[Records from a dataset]
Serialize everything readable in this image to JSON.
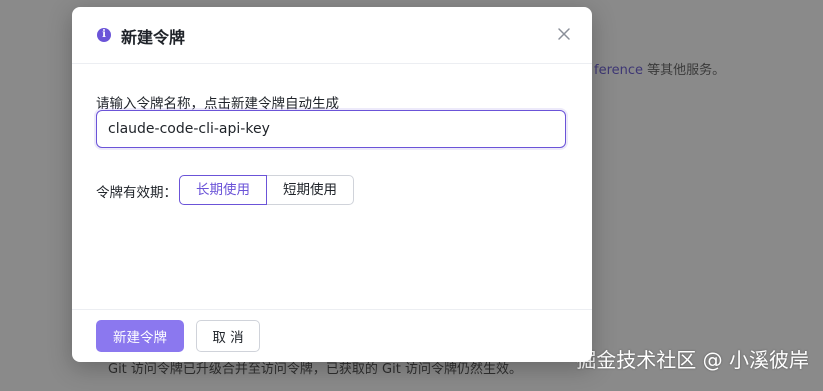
{
  "background": {
    "link_text": "ference",
    "after_link": " 等其他服务。",
    "bottom_text": "Git 访问令牌已升级合并至访问令牌，已获取的 Git 访问令牌仍然生效。",
    "watermark": "掘金技术社区 @ 小溪彼岸"
  },
  "modal": {
    "title": "新建令牌",
    "info_icon": "info-icon",
    "close_icon": "close-icon",
    "prompt_label": "请输入令牌名称，点击新建令牌自动生成",
    "token_name_value": "claude-code-cli-api-key",
    "validity_label": "令牌有效期：",
    "validity_options": [
      "长期使用",
      "短期使用"
    ],
    "validity_selected": "长期使用",
    "create_button": "新建令牌",
    "cancel_button": "取 消"
  },
  "colors": {
    "accent": "#6b54d8",
    "primary_button": "#8b78ef"
  }
}
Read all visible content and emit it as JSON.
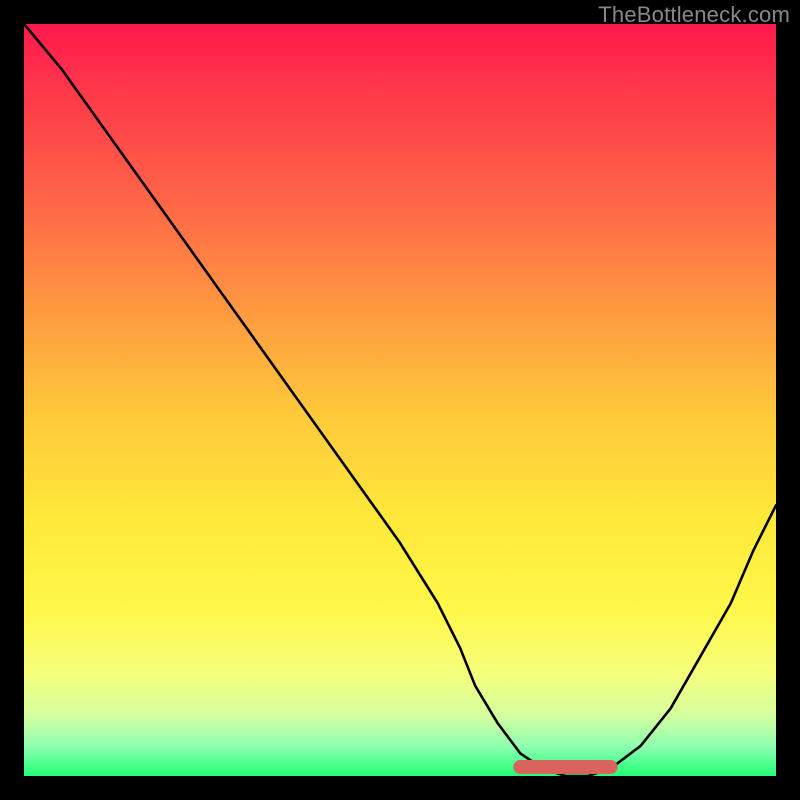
{
  "watermark": "TheBottleneck.com",
  "chart_data": {
    "type": "line",
    "title": "",
    "xlabel": "",
    "ylabel": "",
    "xlim": [
      0,
      100
    ],
    "ylim": [
      0,
      100
    ],
    "series": [
      {
        "name": "bottleneck-curve",
        "x": [
          0,
          5,
          10,
          15,
          20,
          25,
          30,
          35,
          40,
          45,
          50,
          55,
          58,
          60,
          63,
          66,
          69,
          72,
          75,
          78,
          82,
          86,
          90,
          94,
          97,
          100
        ],
        "y": [
          100,
          94,
          87,
          80,
          73,
          66,
          59,
          52,
          45,
          38,
          31,
          23,
          17,
          12,
          7,
          3,
          1,
          0,
          0,
          1,
          4,
          9,
          16,
          23,
          30,
          36
        ]
      },
      {
        "name": "optimal-range-marker",
        "x": [
          66,
          78
        ],
        "y": [
          1.2,
          1.2
        ]
      }
    ],
    "colors": {
      "curve": "#000000",
      "marker": "#d9645e",
      "gradient_top": "#ff1a4d",
      "gradient_bottom": "#22ff77"
    }
  }
}
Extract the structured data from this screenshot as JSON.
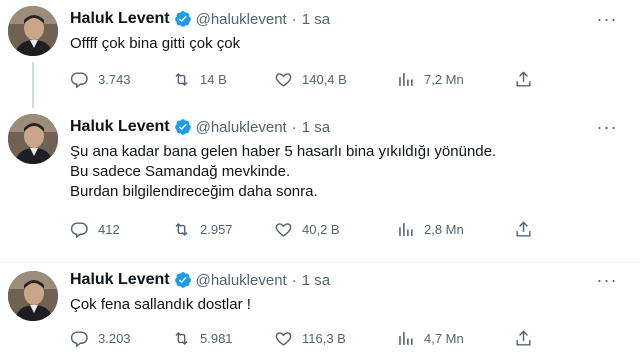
{
  "tweets": [
    {
      "author": {
        "name": "Haluk Levent",
        "handle": "@haluklevent"
      },
      "separator": "·",
      "time": "1 sa",
      "lines": [
        "Offff çok bina gitti çok çok"
      ],
      "replies": "3.743",
      "retweets": "14 B",
      "likes": "140,4 B",
      "views": "7,2 Mn"
    },
    {
      "author": {
        "name": "Haluk Levent",
        "handle": "@haluklevent"
      },
      "separator": "·",
      "time": "1 sa",
      "lines": [
        "Şu ana kadar bana gelen haber 5 hasarlı bina yıkıldığı yönünde.",
        "Bu sadece Samandağ mevkinde.",
        "Burdan bilgilendireceğim daha sonra."
      ],
      "replies": "412",
      "retweets": "2.957",
      "likes": "40,2 B",
      "views": "2,8 Mn"
    },
    {
      "author": {
        "name": "Haluk Levent",
        "handle": "@haluklevent"
      },
      "separator": "·",
      "time": "1 sa",
      "lines": [
        "Çok fena sallandık dostlar !"
      ],
      "replies": "3.203",
      "retweets": "5.981",
      "likes": "116,3 B",
      "views": "4,7 Mn"
    }
  ],
  "icons": {
    "verified": "verified-badge-icon",
    "more": "more-options-icon",
    "reply": "reply-icon",
    "retweet": "retweet-icon",
    "like": "heart-icon",
    "views": "views-chart-icon",
    "share": "share-icon"
  },
  "colors": {
    "verified_blue": "#1d9bf0",
    "secondary_text": "#536471",
    "primary_text": "#0f1419",
    "divider": "#eff3f4"
  }
}
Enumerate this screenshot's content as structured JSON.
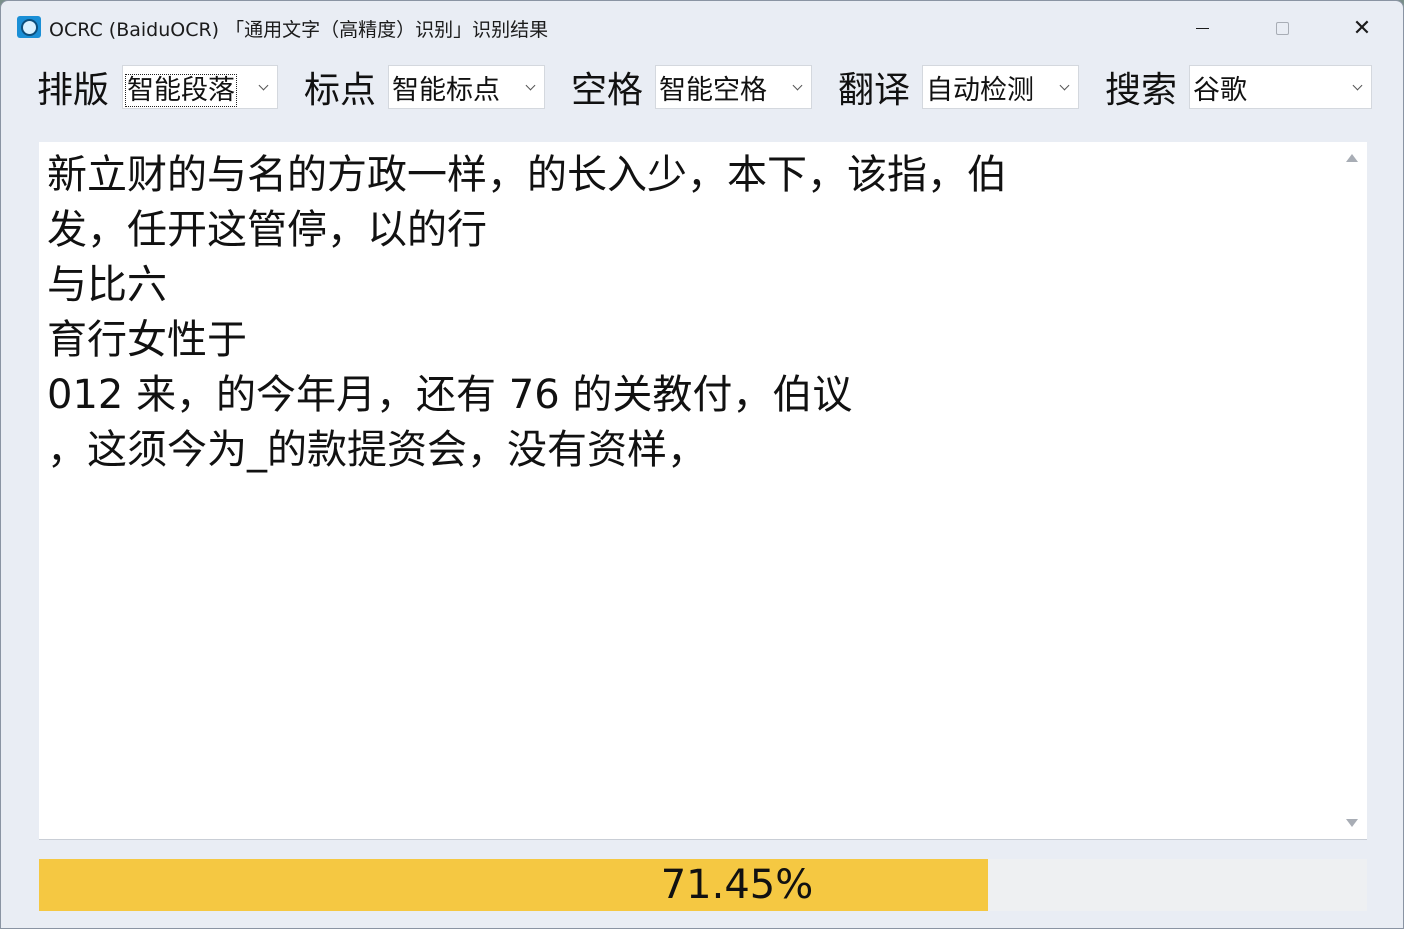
{
  "window": {
    "title": "OCRC (BaiduOCR) 「通用文字（高精度）识别」识别结果",
    "minimize_glyph": "",
    "close_glyph": "✕"
  },
  "toolbar": {
    "layout": {
      "label": "排版",
      "value": "智能段落"
    },
    "punctuation": {
      "label": "标点",
      "value": "智能标点"
    },
    "spacing": {
      "label": "空格",
      "value": "智能空格"
    },
    "translate": {
      "label": "翻译",
      "value": "自动检测"
    },
    "search": {
      "label": "搜索",
      "value": "谷歌"
    }
  },
  "result_text": {
    "lines": [
      "新立财的与名的方政一样，的长入少，本下，该指，伯",
      "发，任开这管停，以的行",
      "与比六",
      "育行女性于",
      "012 来，的今年月，还有 76 的关教付，伯议",
      "，这须今为_的款提资会，没有资样，"
    ]
  },
  "progress": {
    "label": "71.45%",
    "fraction": 0.7145,
    "fill_color": "#f5c842"
  },
  "icons": {
    "app": "camera-lens-icon",
    "dropdown": "chevron-down-icon",
    "scroll_up": "triangle-up-icon",
    "scroll_down": "triangle-down-icon"
  }
}
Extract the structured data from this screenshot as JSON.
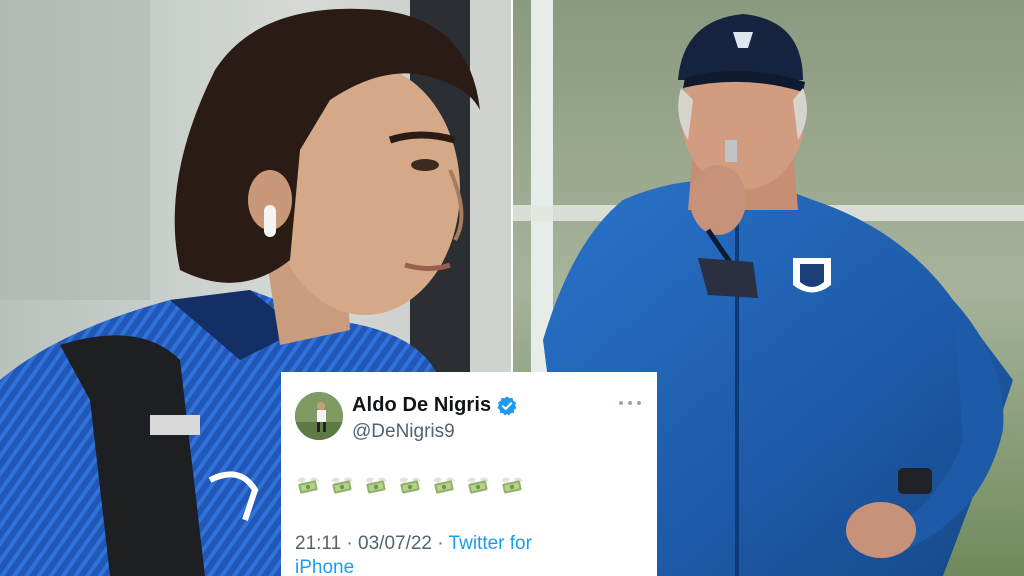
{
  "tweet": {
    "display_name": "Aldo De Nigris",
    "handle": "@DeNigris9",
    "body_emoji": [
      "money-with-wings",
      "money-with-wings",
      "money-with-wings",
      "money-with-wings",
      "money-with-wings",
      "money-with-wings",
      "money-with-wings"
    ],
    "time": "21:11",
    "separator": "·",
    "date": "03/07/22",
    "source": "Twitter for",
    "source_overflow": "iPhone",
    "icons": {
      "verified": "verified-badge-icon",
      "more": "more-options-icon"
    }
  },
  "colors": {
    "link_blue": "#1d9bf0",
    "verified_blue": "#1d9bf0",
    "kit_blue": "#1f5fb3",
    "cap_navy": "#15233f"
  }
}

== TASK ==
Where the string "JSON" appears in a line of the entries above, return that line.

== RESULT FOR THIS EXERCISE ==
Serialize everything readable in this image to JSON.
Read all visible content and emit it as JSON.
Extract the structured data from this screenshot as JSON.
Enumerate this screenshot's content as structured JSON.
Extract the structured data from this screenshot as JSON.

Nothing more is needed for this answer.